[SUPPLIED INFORMATION — start]

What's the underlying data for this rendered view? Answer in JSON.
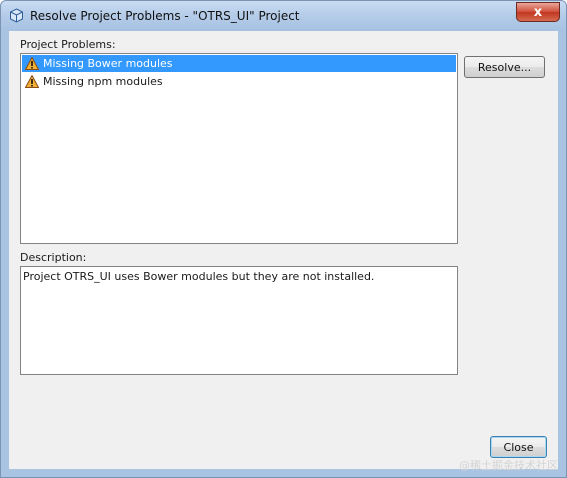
{
  "window": {
    "title": "Resolve Project Problems - \"OTRS_UI\" Project",
    "close_glyph": "x"
  },
  "problems": {
    "label": "Project Problems:",
    "items": [
      {
        "label": "Missing Bower modules",
        "icon": "warning-icon",
        "selected": true
      },
      {
        "label": "Missing npm modules",
        "icon": "warning-icon",
        "selected": false
      }
    ],
    "resolve_label": "Resolve..."
  },
  "description": {
    "label": "Description:",
    "text": "Project OTRS_UI uses Bower modules but they are not installed."
  },
  "footer": {
    "close_label": "Close",
    "watermark": "@稀土掘金技术社区"
  },
  "colors": {
    "selection": "#3399ff",
    "titlebar": "#b6cde9"
  }
}
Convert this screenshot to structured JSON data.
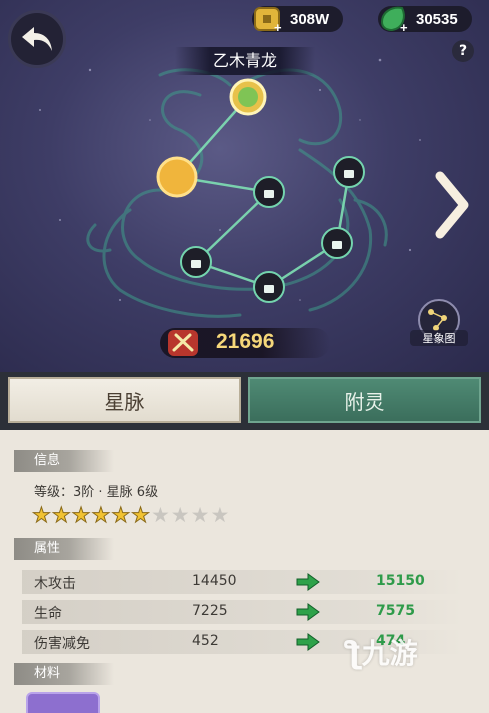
{
  "header": {
    "back_icon": "back-arrow-icon",
    "currency": {
      "icon": "coin-icon",
      "value": "308W"
    },
    "jade": {
      "icon": "jade-icon",
      "value": "30535"
    },
    "help_label": "?"
  },
  "constellation": {
    "name": "乙木青龙",
    "star_chart_label": "星象图",
    "power_icon": "swords-icon",
    "power": "21696"
  },
  "tabs": [
    {
      "label": "星脉",
      "active": true
    },
    {
      "label": "附灵",
      "active": false
    }
  ],
  "info": {
    "header": "信息",
    "level_text": "等级：3阶 · 星脉 6级",
    "stars_filled": 6,
    "stars_total": 10
  },
  "attributes": {
    "header": "属性",
    "rows": [
      {
        "name": "木攻击",
        "current": "14450",
        "next": "15150"
      },
      {
        "name": "生命",
        "current": "7225",
        "next": "7575"
      },
      {
        "name": "伤害减免",
        "current": "452",
        "next": "474"
      }
    ]
  },
  "materials": {
    "header": "材料"
  },
  "watermark": "九游",
  "colors": {
    "accent_green": "#2e9b4a",
    "power_gold": "#f5d77a",
    "star_gold": "#f1c232"
  }
}
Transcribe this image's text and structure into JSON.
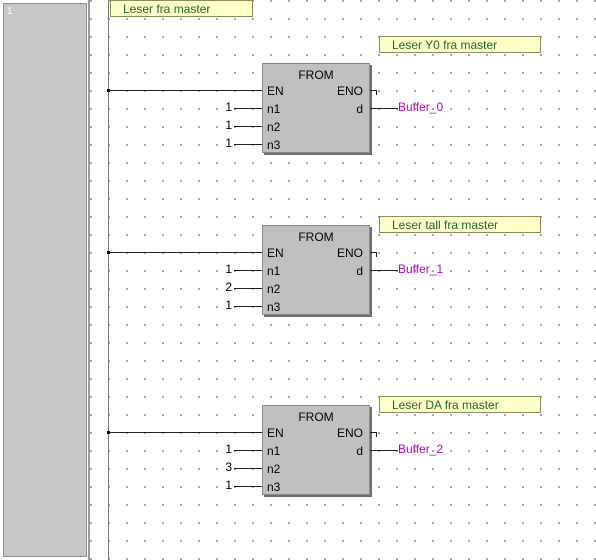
{
  "gutter": {
    "rung_number": "1"
  },
  "header_comment": "Leser fra master",
  "blocks": [
    {
      "comment": "Leser Y0 fra master",
      "function": "FROM",
      "pins": {
        "en": "EN",
        "eno": "ENO",
        "n1": "n1",
        "n2": "n2",
        "n3": "n3",
        "d": "d"
      },
      "inputs": {
        "n1": "1",
        "n2": "1",
        "n3": "1"
      },
      "output": "Buffer_0"
    },
    {
      "comment": "Leser tall fra master",
      "function": "FROM",
      "pins": {
        "en": "EN",
        "eno": "ENO",
        "n1": "n1",
        "n2": "n2",
        "n3": "n3",
        "d": "d"
      },
      "inputs": {
        "n1": "1",
        "n2": "2",
        "n3": "1"
      },
      "output": "Buffer_1"
    },
    {
      "comment": "Leser DA fra master",
      "function": "FROM",
      "pins": {
        "en": "EN",
        "eno": "ENO",
        "n1": "n1",
        "n2": "n2",
        "n3": "n3",
        "d": "d"
      },
      "inputs": {
        "n1": "1",
        "n2": "3",
        "n3": "1"
      },
      "output": "Buffer_2"
    }
  ]
}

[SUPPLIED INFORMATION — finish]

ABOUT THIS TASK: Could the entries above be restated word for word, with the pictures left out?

FINAL ANSWER:
What's the underlying data for this rendered view? Answer in JSON.
{
  "window": {
    "title": "Resolve Project Problems - \"OTRS_UI\" Project",
    "close_glyph": "x"
  },
  "problems": {
    "label": "Project Problems:",
    "items": [
      {
        "label": "Missing Bower modules",
        "icon": "warning-icon",
        "selected": true
      },
      {
        "label": "Missing npm modules",
        "icon": "warning-icon",
        "selected": false
      }
    ],
    "resolve_label": "Resolve..."
  },
  "description": {
    "label": "Description:",
    "text": "Project OTRS_UI uses Bower modules but they are not installed."
  },
  "footer": {
    "close_label": "Close",
    "watermark": "@稀土掘金技术社区"
  },
  "colors": {
    "selection": "#3399ff",
    "titlebar": "#b6cde9"
  }
}
Convert this screenshot to structured JSON data.
{
  "header": {
    "back_icon": "back-arrow-icon",
    "currency": {
      "icon": "coin-icon",
      "value": "308W"
    },
    "jade": {
      "icon": "jade-icon",
      "value": "30535"
    },
    "help_label": "?"
  },
  "constellation": {
    "name": "乙木青龙",
    "star_chart_label": "星象图",
    "power_icon": "swords-icon",
    "power": "21696"
  },
  "tabs": [
    {
      "label": "星脉",
      "active": true
    },
    {
      "label": "附灵",
      "active": false
    }
  ],
  "info": {
    "header": "信息",
    "level_text": "等级：3阶 · 星脉 6级",
    "stars_filled": 6,
    "stars_total": 10
  },
  "attributes": {
    "header": "属性",
    "rows": [
      {
        "name": "木攻击",
        "current": "14450",
        "next": "15150"
      },
      {
        "name": "生命",
        "current": "7225",
        "next": "7575"
      },
      {
        "name": "伤害减免",
        "current": "452",
        "next": "474"
      }
    ]
  },
  "materials": {
    "header": "材料"
  },
  "watermark": "九游",
  "colors": {
    "accent_green": "#2e9b4a",
    "power_gold": "#f5d77a",
    "star_gold": "#f1c232"
  }
}
Transcribe this image's text and structure into JSON.
{
  "gutter": {
    "rung_number": "1"
  },
  "header_comment": "Leser fra master",
  "blocks": [
    {
      "comment": "Leser Y0 fra master",
      "function": "FROM",
      "pins": {
        "en": "EN",
        "eno": "ENO",
        "n1": "n1",
        "n2": "n2",
        "n3": "n3",
        "d": "d"
      },
      "inputs": {
        "n1": "1",
        "n2": "1",
        "n3": "1"
      },
      "output": "Buffer_0"
    },
    {
      "comment": "Leser tall fra master",
      "function": "FROM",
      "pins": {
        "en": "EN",
        "eno": "ENO",
        "n1": "n1",
        "n2": "n2",
        "n3": "n3",
        "d": "d"
      },
      "inputs": {
        "n1": "1",
        "n2": "2",
        "n3": "1"
      },
      "output": "Buffer_1"
    },
    {
      "comment": "Leser DA fra master",
      "function": "FROM",
      "pins": {
        "en": "EN",
        "eno": "ENO",
        "n1": "n1",
        "n2": "n2",
        "n3": "n3",
        "d": "d"
      },
      "inputs": {
        "n1": "1",
        "n2": "3",
        "n3": "1"
      },
      "output": "Buffer_2"
    }
  ]
}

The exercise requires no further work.